MATERIAL TO PROCESS
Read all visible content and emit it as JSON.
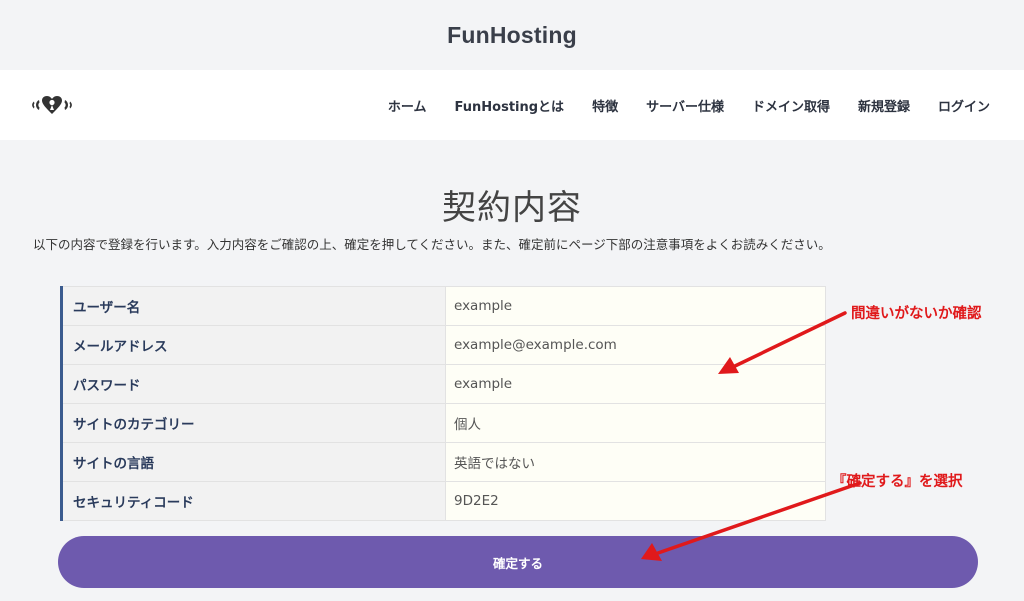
{
  "site": {
    "title": "FunHosting"
  },
  "nav": {
    "items": [
      "ホーム",
      "FunHostingとは",
      "特徴",
      "サーバー仕様",
      "ドメイン取得",
      "新規登録",
      "ログイン"
    ]
  },
  "page": {
    "heading": "契約内容",
    "intro": "以下の内容で登録を行います。入力内容をご確認の上、確定を押してください。また、確定前にページ下部の注意事項をよくお読みください。"
  },
  "table": {
    "rows": [
      {
        "label": "ユーザー名",
        "value": "example"
      },
      {
        "label": "メールアドレス",
        "value": "example@example.com"
      },
      {
        "label": "パスワード",
        "value": "example"
      },
      {
        "label": "サイトのカテゴリー",
        "value": "個人"
      },
      {
        "label": "サイトの言語",
        "value": "英語ではない"
      },
      {
        "label": "セキュリティコード",
        "value": "9D2E2"
      }
    ]
  },
  "confirm_button": {
    "label": "確定する"
  },
  "annotations": {
    "check_note": "間違いがないか確認",
    "select_note": "『確定する』を選択"
  },
  "colors": {
    "accent": "#6e5aae",
    "annotation": "#e0191b",
    "row_border": "#3b5b8e"
  }
}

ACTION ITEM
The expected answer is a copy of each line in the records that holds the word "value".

EXERCISE RESPONSE
        "value": "example"
        "value": "example@example.com"
        "value": "example"
        "value": "個人"
        "value": "英語ではない"
        "value": "9D2E2"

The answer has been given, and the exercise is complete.